There has been a lot of talk about millennials, their work ethic and their job satisfaction. Whether you believe in stereotyping generations or not, there is always some truth to the research, particularly given the research is so thorough. After all, as Gen X’er’s, we know that millennials have a different way of working and have different priorities to us. Whether we like it or not, we have to learn more about the millennial generation so we can be better managers and better equipped as organisations to manage and develop appropriately.
What does the research tell us about Millennials and how does this relate to performance management?
Gallup has found that Millennials will make up 70% of the workforce by 2025, this we cannot ignore.
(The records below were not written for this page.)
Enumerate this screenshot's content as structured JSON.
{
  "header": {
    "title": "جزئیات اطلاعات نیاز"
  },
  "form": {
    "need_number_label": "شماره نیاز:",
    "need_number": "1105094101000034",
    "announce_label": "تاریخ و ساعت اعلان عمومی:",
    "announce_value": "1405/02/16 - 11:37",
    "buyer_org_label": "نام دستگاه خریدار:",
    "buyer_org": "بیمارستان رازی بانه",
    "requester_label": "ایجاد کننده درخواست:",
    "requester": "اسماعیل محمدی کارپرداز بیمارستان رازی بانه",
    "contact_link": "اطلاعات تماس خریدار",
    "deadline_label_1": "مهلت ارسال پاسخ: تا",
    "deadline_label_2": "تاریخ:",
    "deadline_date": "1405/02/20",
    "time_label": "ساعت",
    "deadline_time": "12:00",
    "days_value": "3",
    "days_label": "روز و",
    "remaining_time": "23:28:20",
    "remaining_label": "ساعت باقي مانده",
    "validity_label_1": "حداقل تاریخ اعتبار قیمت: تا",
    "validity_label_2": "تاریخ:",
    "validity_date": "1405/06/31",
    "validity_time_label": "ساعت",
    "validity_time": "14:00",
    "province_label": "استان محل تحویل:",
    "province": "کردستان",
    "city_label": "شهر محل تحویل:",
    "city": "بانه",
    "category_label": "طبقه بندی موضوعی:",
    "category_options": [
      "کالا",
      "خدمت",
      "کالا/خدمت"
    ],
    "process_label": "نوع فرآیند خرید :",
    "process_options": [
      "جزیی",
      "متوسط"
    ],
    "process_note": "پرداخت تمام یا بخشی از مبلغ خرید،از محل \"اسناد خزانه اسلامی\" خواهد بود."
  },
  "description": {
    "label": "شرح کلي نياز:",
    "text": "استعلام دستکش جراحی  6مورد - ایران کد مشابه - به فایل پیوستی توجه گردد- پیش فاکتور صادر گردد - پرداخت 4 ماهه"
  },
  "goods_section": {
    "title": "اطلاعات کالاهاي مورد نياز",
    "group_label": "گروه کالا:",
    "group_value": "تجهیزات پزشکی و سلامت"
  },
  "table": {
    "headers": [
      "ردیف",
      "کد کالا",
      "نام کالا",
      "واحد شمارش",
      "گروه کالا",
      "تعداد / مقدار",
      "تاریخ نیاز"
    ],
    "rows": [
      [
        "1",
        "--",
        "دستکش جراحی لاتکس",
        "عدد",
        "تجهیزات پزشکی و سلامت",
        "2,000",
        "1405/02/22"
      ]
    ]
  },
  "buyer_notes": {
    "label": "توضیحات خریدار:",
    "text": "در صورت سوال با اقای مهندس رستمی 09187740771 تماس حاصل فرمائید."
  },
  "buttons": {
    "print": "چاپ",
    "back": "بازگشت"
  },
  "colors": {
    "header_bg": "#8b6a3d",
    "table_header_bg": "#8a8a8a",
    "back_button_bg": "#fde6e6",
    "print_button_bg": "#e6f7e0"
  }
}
It is for this very reason that research is continually needed on millennials, particularly their ways of working, their workplace trends and their lifestyle preferences. Further Gallup’s research finds that millennials are not very engaged on the whole and less than 50% are thriving in any aspect of wellbeing. Millennials are more likely to pursue development over job satisfaction.
Simon Sinek has spoken out on millennials the last few years with an emphasis on their entitlement, amongst other areas of work and life behaviours. He has said they are a very unhappy generation, which concurs with Gallup’s research and other research and speakers on the topics. Simon Sinek goes on to say that parenting, technology, impatience and environment are the main areas that have impacted this generation.
The fact that this generation is very unhappy speaks volumes. There has to be a direct correlation with how they need to be managed and supported. The traditional annual appraisals and performance reviews don’t cut it with millennials. Nor does any management system that is impersonal and doesn’t promote the strong relationships with their peers and management. These traditional performance management processes have not encouraged the millennial and certainly doesn’t play to their strengths and their needs.
How do we, as managers and organisations, build performance management and people management practices to engage millennials?
There are a number of factors that are critically important if we want to engage millennials in the workplace. For us, knowing that millennials are a very unhappy workforce is cause enough for us at Yoomi to think very differently about performance management. We actually don’t think about just performance management, we think about it as performance, engagement and wellbeing, and it is all interconnected.
For millennials, being connected and building relationships is vitally important as is the frequency of the conversation. No longer is the impersonal six month nature of any performance review or engagement survey a meaningful management philosophy.
In a recent podcast I listened to on ‘What it Takes’, General David Petraeus was interviewed and he spoke about the people he has worked with that are no older than 24. He said they are smart and always have something to say, and it is worth listening to. He is right and it is time that we get smart ourselves and have regular check-in conversations at the very least.
We like to think about going the extra mile and being able to have regular conversations with intelligent data, this data being employee performance, engagement and wellbeing related, so that a greater conversation can take place and be part of the regular conversation.
There’s more to Performance Management with Millennials…Consider the Whole Person.
Considering the whole person is the key going forward. Performance discussions and reviews at one time and a separate general engagement survey with little or no focus on wellbeing at another time are not the idea. None of this should be in isolation. Having one place where performance, engagement and wellbeing data is captured for an employee is so very important.
Millennials are our future workforce population and performance management for this generation is more than just performance management alone. So much more needs to be considered and managed. Think about how you can be more personal, have regular conversations and build high levels of engagement, whilst fully understanding their wellbeing, development and career aspirations. This will be the key to developing a happier generation and stronger group of employees for future success.